Firstly, I stress that the procedures to be discussed can be hazardous. Be certain you are appropriately equipped and professionally guided. I can't be there with you so I cannot be responsible for injury to yourself or others.
One volumetric (titration) method is the Devarda Method. It involves the reduction of nitrate to ammonia then a subsequent determination of ammonia (which can be a titration). It is no quick, easy method and it can be quite dangerous. Its interferences include ammonia and nitrite. The detection limit isn't great.
I don't know of any other "official" methods that use volumetric or gravimetric technology. They are inherently non-selective and you will need to be quite skeptical of results if you are not certain of the absence of interferences. They also will have relatively high detection limits.

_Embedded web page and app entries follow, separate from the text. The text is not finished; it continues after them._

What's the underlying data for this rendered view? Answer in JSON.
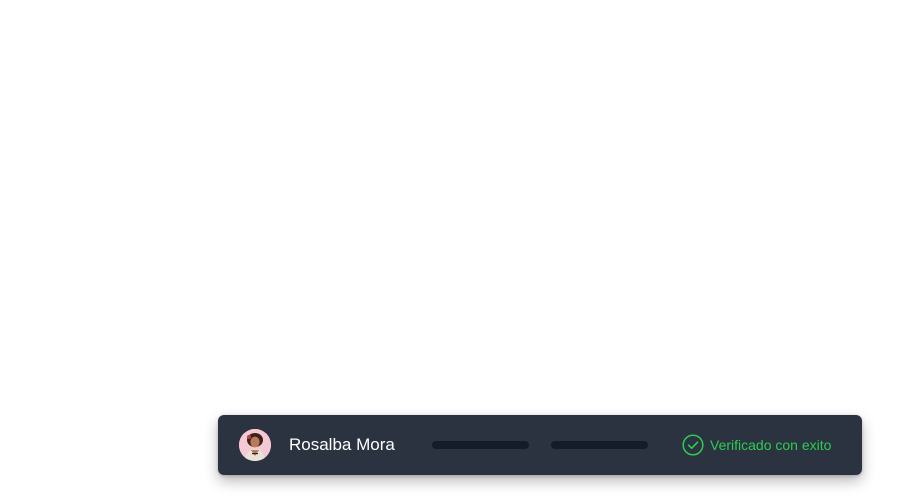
{
  "card": {
    "user_name": "Rosalba Mora",
    "avatar_icon": "user-avatar-photo",
    "status": {
      "text": "Verificado con exito",
      "icon": "check-circle-icon",
      "color": "#2ecc52"
    },
    "background_color": "#2b3340",
    "placeholder_bar_color": "#151c28"
  }
}
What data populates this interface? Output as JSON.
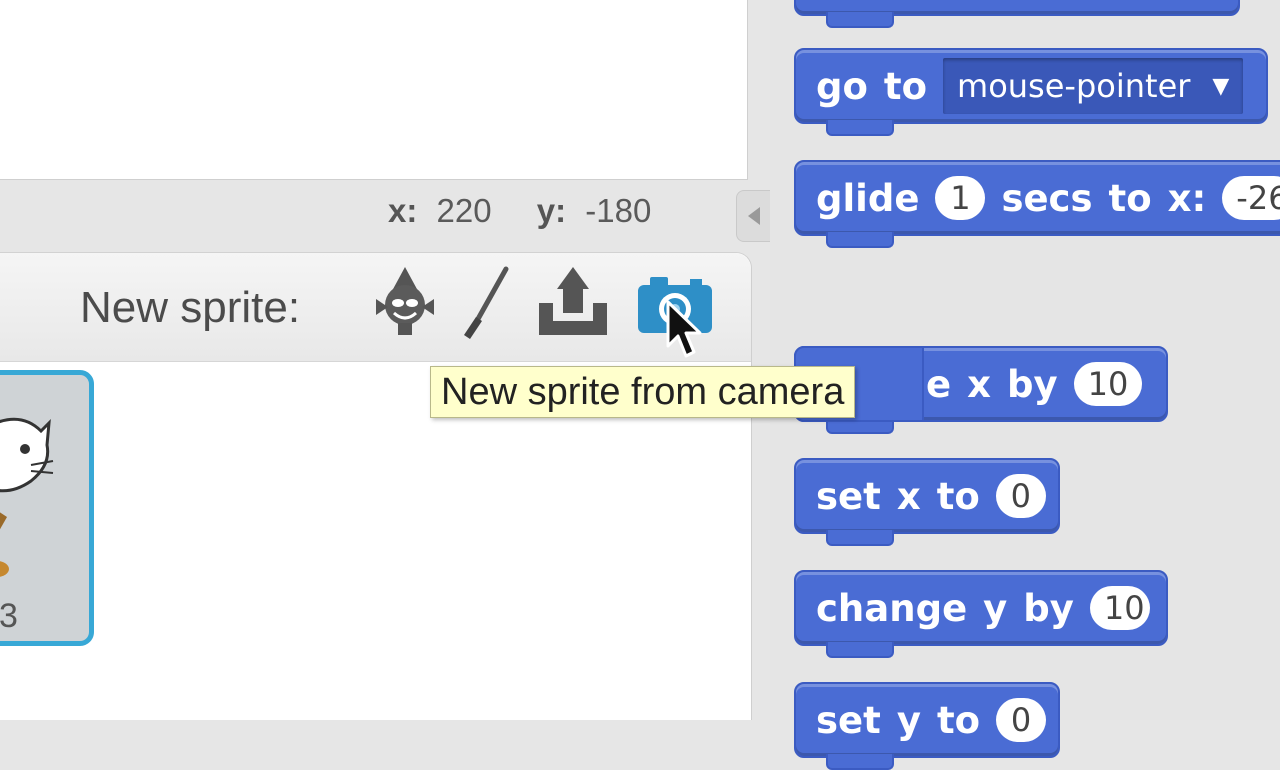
{
  "stage": {
    "x_label": "x:",
    "x_value": "220",
    "y_label": "y:",
    "y_value": "-180"
  },
  "sprites": {
    "new_sprite_label": "New sprite:",
    "tools": [
      {
        "icon": "sprite-library-icon"
      },
      {
        "icon": "paint-brush-icon"
      },
      {
        "icon": "upload-icon"
      },
      {
        "icon": "camera-icon"
      }
    ],
    "tooltip": "New sprite from camera",
    "thumbnail": {
      "name_fragment": "3"
    }
  },
  "palette": {
    "blocks": [
      {
        "text": [
          "go",
          "to"
        ],
        "dropdown": "mouse-pointer"
      },
      {
        "text": [
          "glide"
        ],
        "input": "1",
        "text2": [
          "secs",
          "to",
          "x:"
        ],
        "input2": "-26"
      },
      {
        "text": [
          "e",
          "x",
          "by"
        ],
        "input": "10"
      },
      {
        "text": [
          "set",
          "x",
          "to"
        ],
        "input": "0"
      },
      {
        "text": [
          "change",
          "y",
          "by"
        ],
        "input": "10"
      },
      {
        "text": [
          "set",
          "y",
          "to"
        ],
        "input": "0"
      }
    ]
  },
  "colors": {
    "motion_block": "#4a6cd4",
    "selection_border": "#38a8d6",
    "tooltip_bg": "#ffffcc",
    "camera_icon": "#2e8fc7"
  }
}
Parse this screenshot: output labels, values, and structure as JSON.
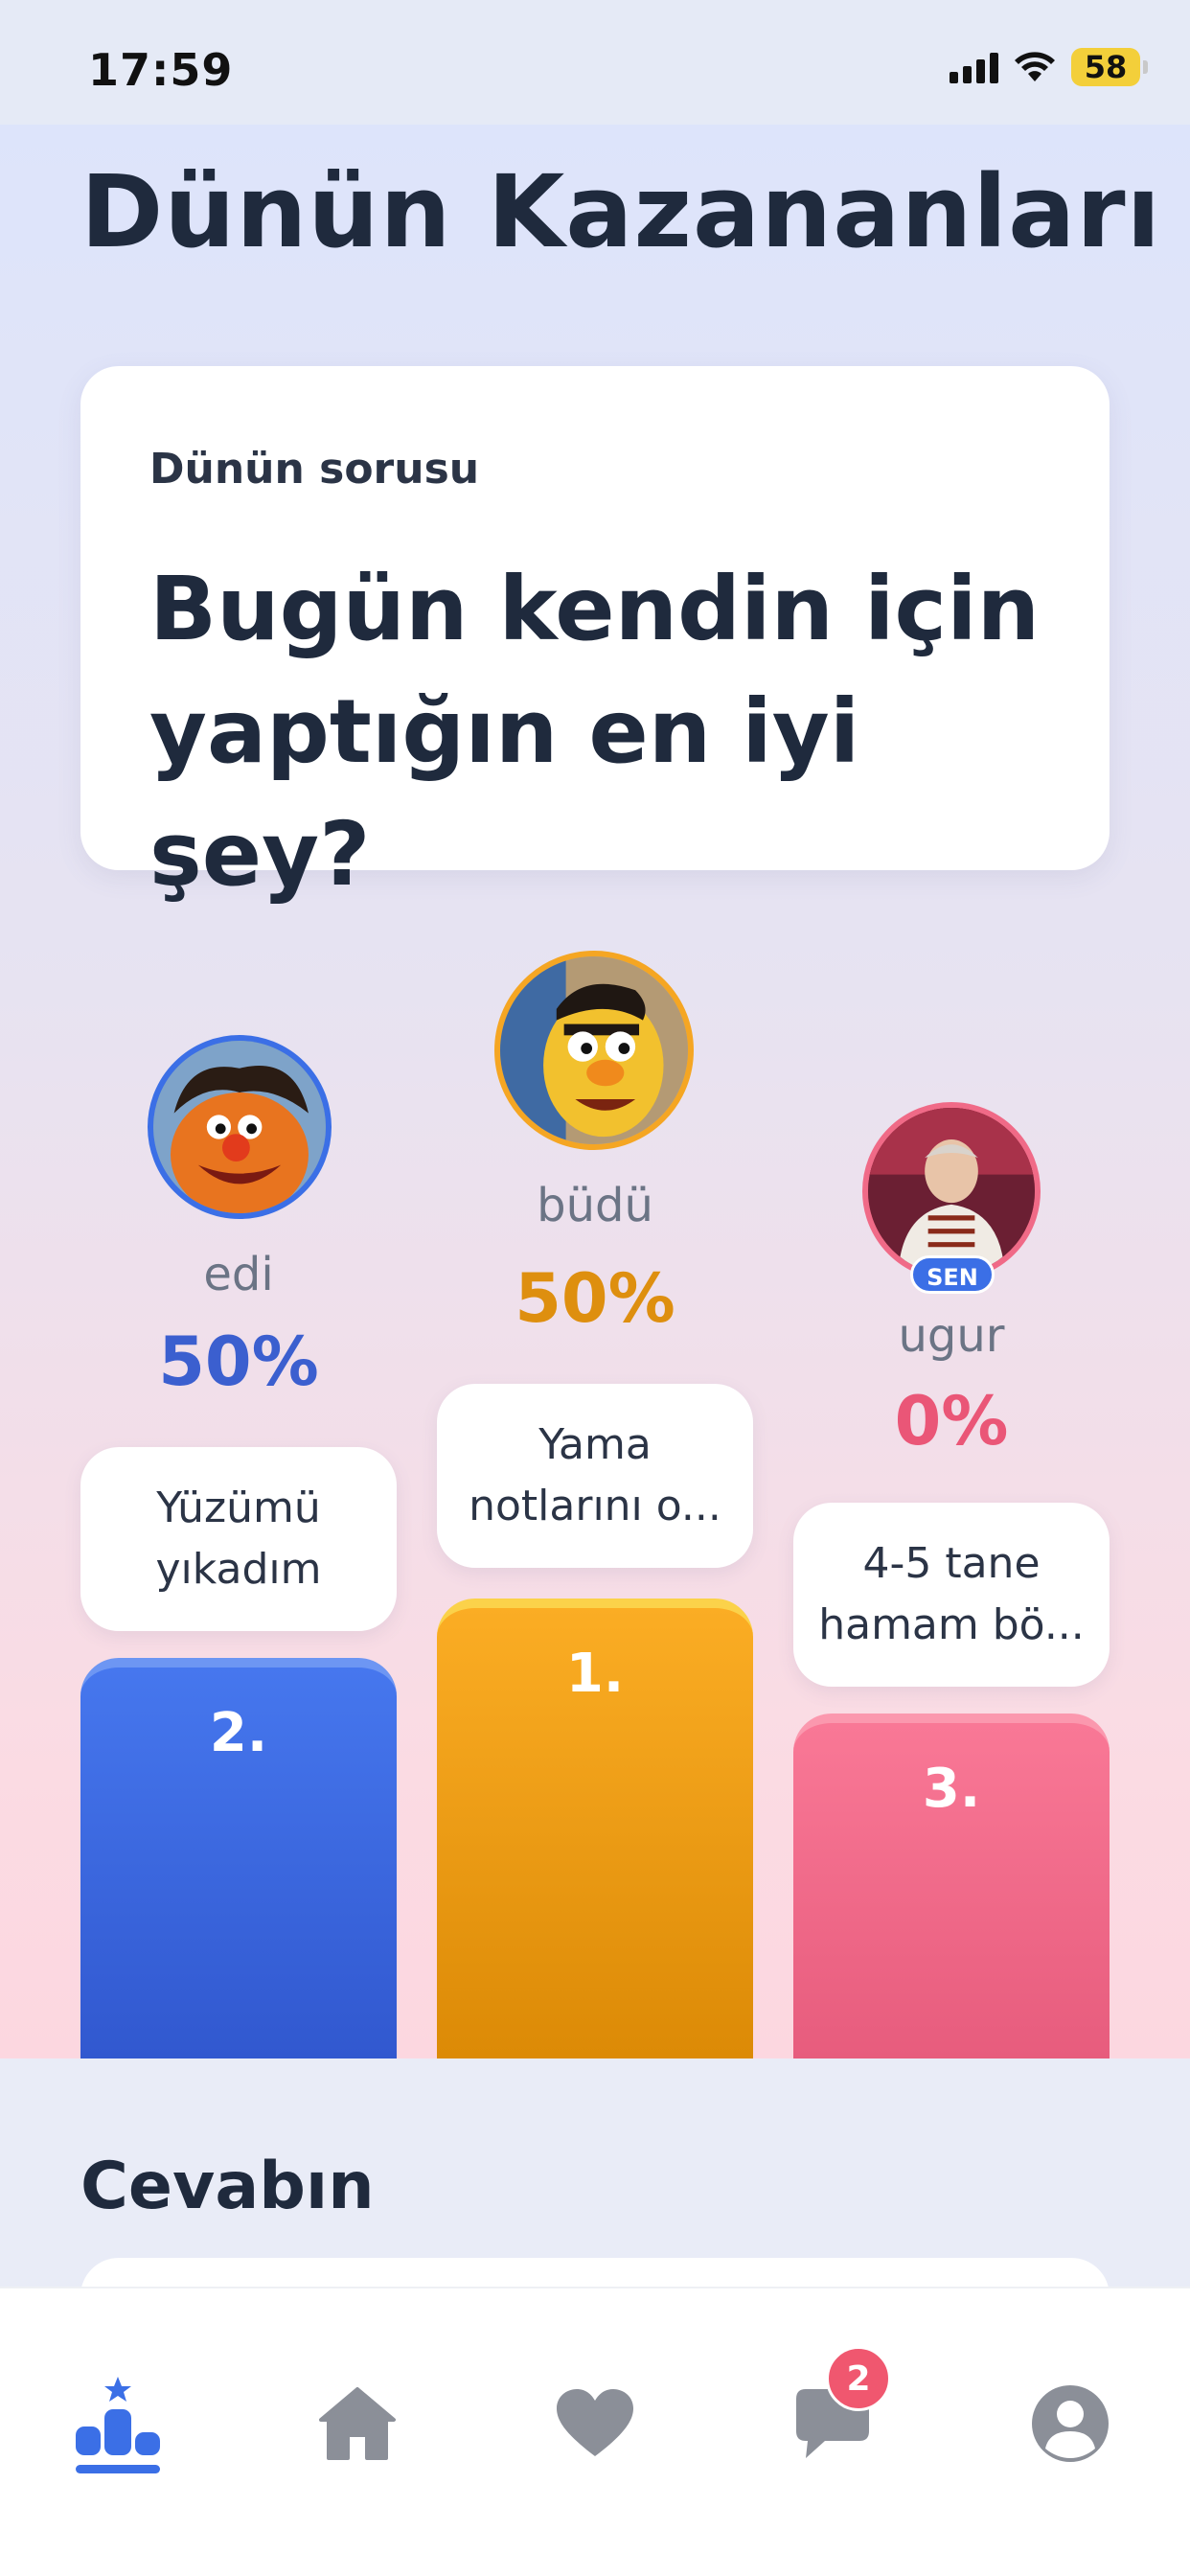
{
  "status_bar": {
    "time": "17:59",
    "battery": "58"
  },
  "page_title": "Dünün Kazananları",
  "question": {
    "label": "Dünün sorusu",
    "text": "Bugün kendin için yaptığın en iyi şey?"
  },
  "winners": [
    {
      "rank": "1.",
      "name": "büdü",
      "percent": "50%",
      "answer": "Yama notlarını o...",
      "color": "#f5a623"
    },
    {
      "rank": "2.",
      "name": "edi",
      "percent": "50%",
      "answer": "Yüzümü yıkadım",
      "color": "#3b63d9"
    },
    {
      "rank": "3.",
      "name": "ugur",
      "percent": "0%",
      "answer": "4-5 tane hamam bö...",
      "color": "#f06a87",
      "badge": "SEN"
    }
  ],
  "your_answer": {
    "title": "Cevabın"
  },
  "tabs": [
    {
      "name": "leaderboard",
      "icon": "podium-icon",
      "active": true
    },
    {
      "name": "home",
      "icon": "home-icon"
    },
    {
      "name": "favorites",
      "icon": "heart-icon"
    },
    {
      "name": "messages",
      "icon": "chat-icon",
      "badge": "2"
    },
    {
      "name": "profile",
      "icon": "user-icon"
    }
  ],
  "colors": {
    "active_tab": "#3b6fe6",
    "inactive_tab": "#8b8f98",
    "title": "#1f2a3d"
  }
}
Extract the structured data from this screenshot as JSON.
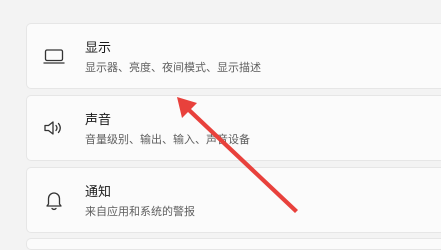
{
  "settings": {
    "items": [
      {
        "title": "显示",
        "description": "显示器、亮度、夜间模式、显示描述",
        "icon": "monitor-icon"
      },
      {
        "title": "声音",
        "description": "音量级别、输出、输入、声音设备",
        "icon": "speaker-icon"
      },
      {
        "title": "通知",
        "description": "来自应用和系统的警报",
        "icon": "bell-icon"
      }
    ]
  },
  "annotation": {
    "type": "arrow",
    "color": "#e8413c",
    "points_to": "显示"
  },
  "colors": {
    "background": "#f3f3f3",
    "card": "#fbfbfb",
    "card_border": "#e6e6e6",
    "title": "#1a1a1a",
    "description": "#5f5f5f"
  }
}
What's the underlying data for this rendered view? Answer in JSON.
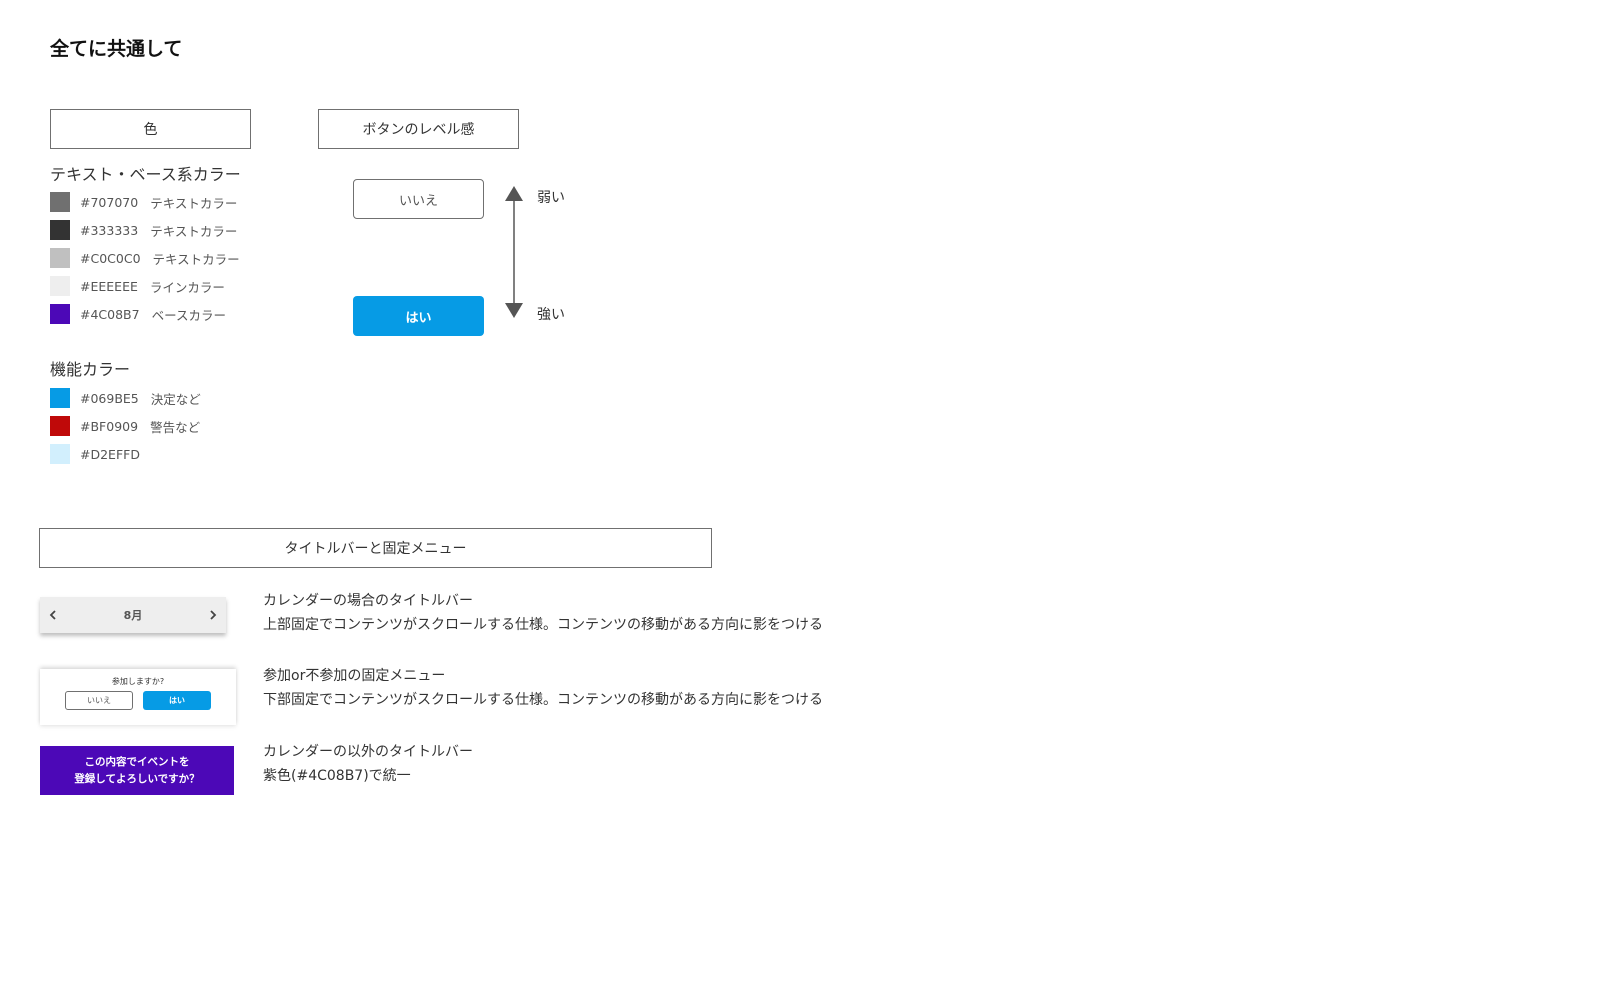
{
  "page_title": "全てに共通して",
  "color_section": {
    "heading": "色",
    "text_base_label": "テキスト・ベース系カラー",
    "text_base_colors": [
      {
        "hex": "#707070",
        "label": "テキストカラー"
      },
      {
        "hex": "#333333",
        "label": "テキストカラー"
      },
      {
        "hex": "#C0C0C0",
        "label": "テキストカラー"
      },
      {
        "hex": "#EEEEEE",
        "label": "ラインカラー"
      },
      {
        "hex": "#4C08B7",
        "label": "ベースカラー"
      }
    ],
    "function_label": "機能カラー",
    "function_colors": [
      {
        "hex": "#069BE5",
        "label": "決定など"
      },
      {
        "hex": "#BF0909",
        "label": "警告など"
      },
      {
        "hex": "#D2EFFD",
        "label": ""
      }
    ]
  },
  "button_section": {
    "heading": "ボタンのレベル感",
    "weak_button": "いいえ",
    "strong_button": "はい",
    "weak_label": "弱い",
    "strong_label": "強い",
    "accent_color": "#069BE5",
    "arrow_icon": "double-arrow-vertical-icon"
  },
  "titlebar_section": {
    "heading": "タイトルバーと固定メニュー",
    "calendar_bar": {
      "month": "8月",
      "prev_icon": "chevron-left-icon",
      "next_icon": "chevron-right-icon",
      "desc_title": "カレンダーの場合のタイトルバー",
      "desc_body": "上部固定でコンテンツがスクロールする仕様。コンテンツの移動がある方向に影をつける"
    },
    "fixed_menu": {
      "question": "参加しますか?",
      "no_label": "いいえ",
      "yes_label": "はい",
      "desc_title": "参加or不参加の固定メニュー",
      "desc_body": "下部固定でコンテンツがスクロールする仕様。コンテンツの移動がある方向に影をつける"
    },
    "other_bar": {
      "line1": "この内容でイベントを",
      "line2": "登録してよろしいですか？",
      "desc_title": "カレンダーの以外のタイトルバー",
      "desc_body": "紫色(#4C08B7)で統一"
    }
  }
}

That having been said lets say you have a solution of NaNO3 in water (after a prep step or whatever). That is, you are certain there are no other oxidizing agents present. Also, pretend that you are targeting detection limits no better than a fraction of a percent. You may be able to determine nitrate by a total oxidizing agent technique (you will have to make standards and check it out at your own risk). One procedure might go like this:
In the hood with goggles etc.
1. add NaI to an aliquot of sample (say 50 ml).
2. add (carefully!) 2 ml H3PO4 You should see evidence of I2 (yellow, red , brown) if you are on the right track
3. titrate with standardized thiosulfate to light straw color
4. add 1 ml of starch indicator (blue now)
5. titrate to clear
6. get out the CRC and go to the electrochemical series for half reactions leading to calculation